- Task description: Within the listing below, tally the lines where the word "DIST" appears, and answer with nothing but the tally.

- Record excerpts:
--- START ---
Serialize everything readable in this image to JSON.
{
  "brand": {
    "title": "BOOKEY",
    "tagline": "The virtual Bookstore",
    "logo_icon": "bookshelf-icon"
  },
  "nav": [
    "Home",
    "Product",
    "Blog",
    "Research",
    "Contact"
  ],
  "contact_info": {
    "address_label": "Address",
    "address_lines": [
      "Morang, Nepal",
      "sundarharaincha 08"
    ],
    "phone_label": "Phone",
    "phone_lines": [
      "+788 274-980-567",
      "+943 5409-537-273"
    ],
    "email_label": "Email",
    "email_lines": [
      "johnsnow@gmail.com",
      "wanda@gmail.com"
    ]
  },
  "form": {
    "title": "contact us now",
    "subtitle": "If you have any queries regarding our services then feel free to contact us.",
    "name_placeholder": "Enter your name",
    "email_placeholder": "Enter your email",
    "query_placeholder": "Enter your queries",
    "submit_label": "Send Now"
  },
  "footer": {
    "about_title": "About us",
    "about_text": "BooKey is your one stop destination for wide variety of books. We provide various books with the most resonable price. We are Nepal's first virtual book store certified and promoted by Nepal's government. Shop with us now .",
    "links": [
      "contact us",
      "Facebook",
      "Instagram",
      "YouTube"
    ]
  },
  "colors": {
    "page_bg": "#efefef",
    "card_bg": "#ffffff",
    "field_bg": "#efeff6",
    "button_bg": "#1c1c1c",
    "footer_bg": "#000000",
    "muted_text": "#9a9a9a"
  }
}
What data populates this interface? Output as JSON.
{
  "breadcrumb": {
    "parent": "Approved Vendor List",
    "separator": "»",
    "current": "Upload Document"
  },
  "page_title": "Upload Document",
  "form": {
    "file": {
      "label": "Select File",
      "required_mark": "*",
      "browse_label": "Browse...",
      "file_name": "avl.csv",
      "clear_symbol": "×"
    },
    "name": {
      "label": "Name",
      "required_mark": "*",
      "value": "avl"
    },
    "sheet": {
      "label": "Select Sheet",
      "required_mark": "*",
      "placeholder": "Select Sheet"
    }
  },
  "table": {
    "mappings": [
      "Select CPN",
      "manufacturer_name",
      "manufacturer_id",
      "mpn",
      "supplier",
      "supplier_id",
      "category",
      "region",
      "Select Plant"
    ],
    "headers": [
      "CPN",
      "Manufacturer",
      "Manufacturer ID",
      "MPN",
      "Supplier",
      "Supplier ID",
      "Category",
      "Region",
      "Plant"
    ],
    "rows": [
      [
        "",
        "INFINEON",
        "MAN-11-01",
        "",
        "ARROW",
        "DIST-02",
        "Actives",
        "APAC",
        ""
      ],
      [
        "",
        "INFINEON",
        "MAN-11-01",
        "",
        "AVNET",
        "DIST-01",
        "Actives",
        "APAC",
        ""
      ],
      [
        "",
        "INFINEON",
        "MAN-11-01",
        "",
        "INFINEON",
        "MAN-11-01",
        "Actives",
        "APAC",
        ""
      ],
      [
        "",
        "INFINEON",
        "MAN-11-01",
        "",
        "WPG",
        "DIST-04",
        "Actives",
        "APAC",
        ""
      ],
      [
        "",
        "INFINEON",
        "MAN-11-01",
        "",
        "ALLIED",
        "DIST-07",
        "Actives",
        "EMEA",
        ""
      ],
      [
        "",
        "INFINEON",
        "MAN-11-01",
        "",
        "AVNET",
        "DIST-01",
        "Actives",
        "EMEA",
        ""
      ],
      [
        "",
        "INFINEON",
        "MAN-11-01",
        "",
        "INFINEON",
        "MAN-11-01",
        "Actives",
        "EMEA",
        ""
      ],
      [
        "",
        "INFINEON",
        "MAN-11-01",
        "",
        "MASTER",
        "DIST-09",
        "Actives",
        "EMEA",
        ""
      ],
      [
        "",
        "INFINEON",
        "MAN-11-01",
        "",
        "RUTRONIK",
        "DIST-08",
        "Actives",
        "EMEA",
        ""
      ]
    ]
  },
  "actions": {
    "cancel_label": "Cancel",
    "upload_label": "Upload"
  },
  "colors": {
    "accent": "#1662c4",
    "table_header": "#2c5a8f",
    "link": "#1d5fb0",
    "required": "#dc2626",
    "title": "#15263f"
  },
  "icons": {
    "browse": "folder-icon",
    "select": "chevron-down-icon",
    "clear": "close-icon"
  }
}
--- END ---
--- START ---
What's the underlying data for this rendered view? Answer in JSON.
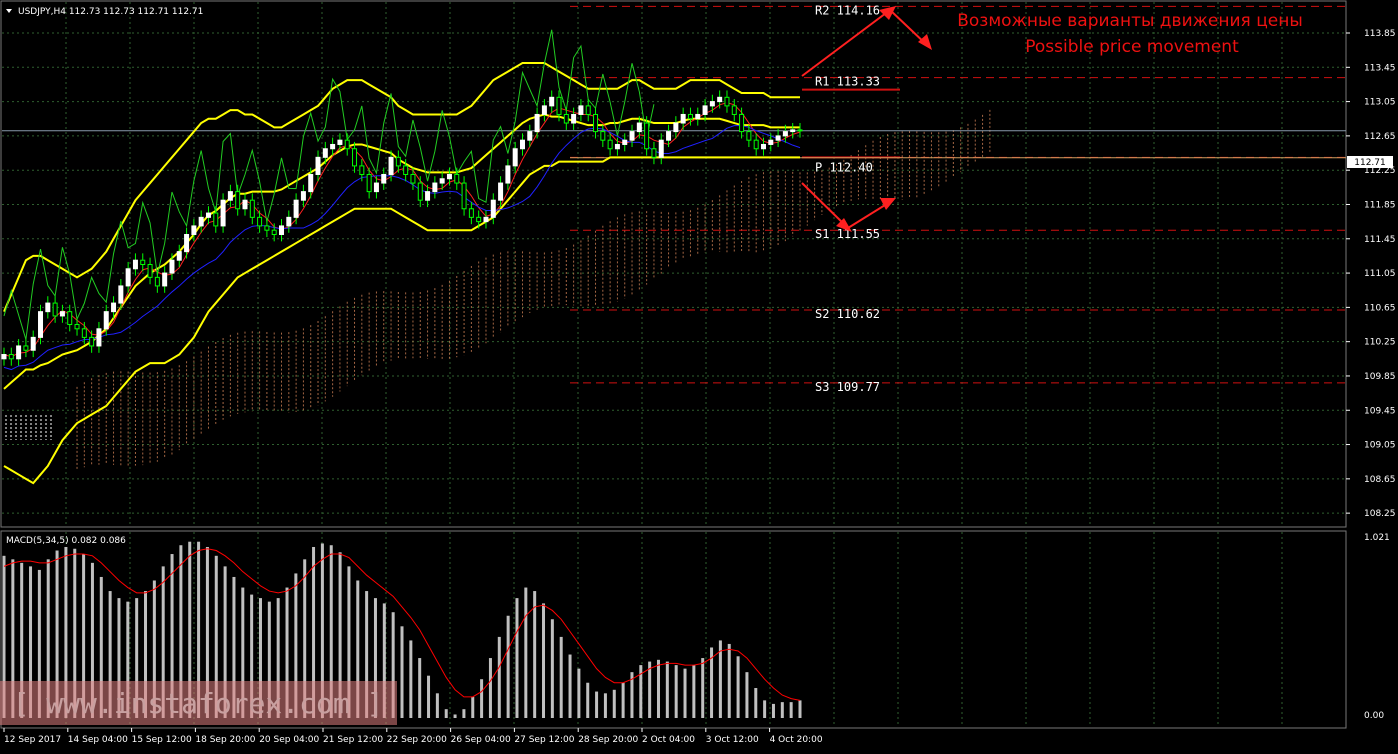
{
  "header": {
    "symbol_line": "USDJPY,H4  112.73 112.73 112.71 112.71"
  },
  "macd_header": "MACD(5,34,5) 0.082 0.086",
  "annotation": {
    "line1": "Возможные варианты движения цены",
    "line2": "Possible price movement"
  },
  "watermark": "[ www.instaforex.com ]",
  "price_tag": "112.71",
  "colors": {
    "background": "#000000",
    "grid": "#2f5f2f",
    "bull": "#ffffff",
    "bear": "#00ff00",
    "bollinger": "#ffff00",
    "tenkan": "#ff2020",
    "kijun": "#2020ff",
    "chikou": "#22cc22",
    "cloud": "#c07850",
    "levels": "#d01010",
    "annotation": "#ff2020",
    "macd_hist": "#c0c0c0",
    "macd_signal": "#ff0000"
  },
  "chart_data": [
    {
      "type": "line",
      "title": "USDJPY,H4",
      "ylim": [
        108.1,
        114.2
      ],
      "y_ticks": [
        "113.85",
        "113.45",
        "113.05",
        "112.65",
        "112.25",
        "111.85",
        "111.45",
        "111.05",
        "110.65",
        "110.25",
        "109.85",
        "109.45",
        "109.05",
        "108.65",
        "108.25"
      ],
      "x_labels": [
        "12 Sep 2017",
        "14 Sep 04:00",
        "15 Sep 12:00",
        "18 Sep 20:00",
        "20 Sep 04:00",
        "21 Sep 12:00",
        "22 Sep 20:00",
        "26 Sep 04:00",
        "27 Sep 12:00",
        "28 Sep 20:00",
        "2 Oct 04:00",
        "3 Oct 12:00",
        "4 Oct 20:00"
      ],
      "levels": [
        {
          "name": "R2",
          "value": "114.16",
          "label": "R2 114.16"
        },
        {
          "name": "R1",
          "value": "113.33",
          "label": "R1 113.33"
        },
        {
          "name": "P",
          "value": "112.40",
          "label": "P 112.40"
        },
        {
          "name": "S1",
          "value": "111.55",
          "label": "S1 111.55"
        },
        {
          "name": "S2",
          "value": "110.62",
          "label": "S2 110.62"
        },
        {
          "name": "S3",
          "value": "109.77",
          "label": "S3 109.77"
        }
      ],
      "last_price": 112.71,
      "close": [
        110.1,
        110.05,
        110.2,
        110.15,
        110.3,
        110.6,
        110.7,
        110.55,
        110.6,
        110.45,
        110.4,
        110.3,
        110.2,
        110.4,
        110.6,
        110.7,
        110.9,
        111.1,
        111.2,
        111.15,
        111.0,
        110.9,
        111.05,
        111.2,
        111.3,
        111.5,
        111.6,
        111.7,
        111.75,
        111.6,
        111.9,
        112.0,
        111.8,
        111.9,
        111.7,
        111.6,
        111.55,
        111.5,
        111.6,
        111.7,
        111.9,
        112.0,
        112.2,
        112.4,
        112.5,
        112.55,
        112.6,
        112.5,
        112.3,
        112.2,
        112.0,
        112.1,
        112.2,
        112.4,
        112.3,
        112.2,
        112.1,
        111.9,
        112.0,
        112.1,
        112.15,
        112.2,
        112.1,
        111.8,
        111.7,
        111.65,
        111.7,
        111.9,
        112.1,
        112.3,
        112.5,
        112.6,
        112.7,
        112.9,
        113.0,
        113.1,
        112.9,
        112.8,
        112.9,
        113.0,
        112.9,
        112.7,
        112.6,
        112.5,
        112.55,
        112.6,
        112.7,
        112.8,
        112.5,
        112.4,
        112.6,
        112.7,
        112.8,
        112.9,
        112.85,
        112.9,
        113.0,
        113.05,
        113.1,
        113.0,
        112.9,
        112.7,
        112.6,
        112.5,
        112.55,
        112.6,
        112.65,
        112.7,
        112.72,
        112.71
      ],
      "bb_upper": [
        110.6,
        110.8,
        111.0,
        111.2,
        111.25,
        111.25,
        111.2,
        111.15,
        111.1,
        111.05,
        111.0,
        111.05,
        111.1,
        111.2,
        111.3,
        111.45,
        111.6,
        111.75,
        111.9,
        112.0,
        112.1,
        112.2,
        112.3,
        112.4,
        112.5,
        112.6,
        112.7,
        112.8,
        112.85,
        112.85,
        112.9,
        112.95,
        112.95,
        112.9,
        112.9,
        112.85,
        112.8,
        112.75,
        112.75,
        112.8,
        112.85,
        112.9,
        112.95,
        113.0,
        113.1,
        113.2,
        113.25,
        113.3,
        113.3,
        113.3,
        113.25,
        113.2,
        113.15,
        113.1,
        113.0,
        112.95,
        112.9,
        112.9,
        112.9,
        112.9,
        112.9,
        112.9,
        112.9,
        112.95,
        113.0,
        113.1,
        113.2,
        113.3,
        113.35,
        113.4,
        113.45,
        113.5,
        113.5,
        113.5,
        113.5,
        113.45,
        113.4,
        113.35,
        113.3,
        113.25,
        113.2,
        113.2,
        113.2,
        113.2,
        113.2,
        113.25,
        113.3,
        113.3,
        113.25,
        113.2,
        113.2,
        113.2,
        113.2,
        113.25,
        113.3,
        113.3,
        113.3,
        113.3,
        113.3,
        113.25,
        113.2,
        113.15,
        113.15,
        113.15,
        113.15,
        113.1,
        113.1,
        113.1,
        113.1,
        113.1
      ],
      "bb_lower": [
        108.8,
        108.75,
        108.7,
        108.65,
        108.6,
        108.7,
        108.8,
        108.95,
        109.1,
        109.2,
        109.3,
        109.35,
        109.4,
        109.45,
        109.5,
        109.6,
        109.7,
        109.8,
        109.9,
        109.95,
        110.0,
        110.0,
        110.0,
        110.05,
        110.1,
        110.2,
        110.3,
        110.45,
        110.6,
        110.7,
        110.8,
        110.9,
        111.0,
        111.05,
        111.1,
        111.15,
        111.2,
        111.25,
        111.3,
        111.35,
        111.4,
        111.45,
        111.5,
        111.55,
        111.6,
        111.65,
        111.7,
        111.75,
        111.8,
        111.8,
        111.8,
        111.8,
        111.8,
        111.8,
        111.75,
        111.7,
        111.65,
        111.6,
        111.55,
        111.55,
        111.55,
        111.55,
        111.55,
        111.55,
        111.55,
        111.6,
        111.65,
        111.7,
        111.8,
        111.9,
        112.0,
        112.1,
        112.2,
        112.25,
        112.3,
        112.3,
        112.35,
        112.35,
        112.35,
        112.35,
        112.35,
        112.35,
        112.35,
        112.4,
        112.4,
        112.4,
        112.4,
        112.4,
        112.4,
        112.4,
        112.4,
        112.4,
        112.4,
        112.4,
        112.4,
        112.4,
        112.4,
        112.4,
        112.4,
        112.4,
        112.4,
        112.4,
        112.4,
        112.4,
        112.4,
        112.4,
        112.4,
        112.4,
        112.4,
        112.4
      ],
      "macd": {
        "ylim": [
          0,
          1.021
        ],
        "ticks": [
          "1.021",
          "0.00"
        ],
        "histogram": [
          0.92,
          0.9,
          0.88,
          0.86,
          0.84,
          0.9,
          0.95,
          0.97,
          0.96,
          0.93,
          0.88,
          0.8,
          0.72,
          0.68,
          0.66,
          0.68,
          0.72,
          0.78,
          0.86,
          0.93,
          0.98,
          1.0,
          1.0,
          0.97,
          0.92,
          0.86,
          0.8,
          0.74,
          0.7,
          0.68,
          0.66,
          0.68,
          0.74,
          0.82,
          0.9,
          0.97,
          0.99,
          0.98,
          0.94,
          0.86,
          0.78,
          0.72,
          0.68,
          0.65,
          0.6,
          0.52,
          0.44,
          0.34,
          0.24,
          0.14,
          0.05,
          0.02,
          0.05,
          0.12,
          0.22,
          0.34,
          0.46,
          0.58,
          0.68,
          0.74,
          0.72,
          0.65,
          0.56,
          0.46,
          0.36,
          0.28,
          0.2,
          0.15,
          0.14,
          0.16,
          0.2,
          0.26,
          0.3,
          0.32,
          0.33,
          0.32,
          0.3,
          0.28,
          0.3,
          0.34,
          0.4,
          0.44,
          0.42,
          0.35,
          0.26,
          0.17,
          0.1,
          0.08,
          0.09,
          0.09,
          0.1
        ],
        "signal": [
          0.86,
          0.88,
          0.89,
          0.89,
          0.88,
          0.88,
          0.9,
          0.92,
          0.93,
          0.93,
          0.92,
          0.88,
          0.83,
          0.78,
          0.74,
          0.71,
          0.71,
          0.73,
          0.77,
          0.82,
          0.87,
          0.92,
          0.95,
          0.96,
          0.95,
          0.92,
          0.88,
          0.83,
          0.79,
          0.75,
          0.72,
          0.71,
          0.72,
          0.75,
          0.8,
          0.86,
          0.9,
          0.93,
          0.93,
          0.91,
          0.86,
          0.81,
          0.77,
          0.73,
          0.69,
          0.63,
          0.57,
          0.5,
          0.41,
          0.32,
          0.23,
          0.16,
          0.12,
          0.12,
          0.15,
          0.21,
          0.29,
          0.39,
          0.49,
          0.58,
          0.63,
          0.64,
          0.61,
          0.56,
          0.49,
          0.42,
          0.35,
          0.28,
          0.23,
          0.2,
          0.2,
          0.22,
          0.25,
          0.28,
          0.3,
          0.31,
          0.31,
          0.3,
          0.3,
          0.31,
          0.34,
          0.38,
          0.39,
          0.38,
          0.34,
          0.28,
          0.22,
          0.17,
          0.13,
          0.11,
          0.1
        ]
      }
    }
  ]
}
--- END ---
- Written answer: 7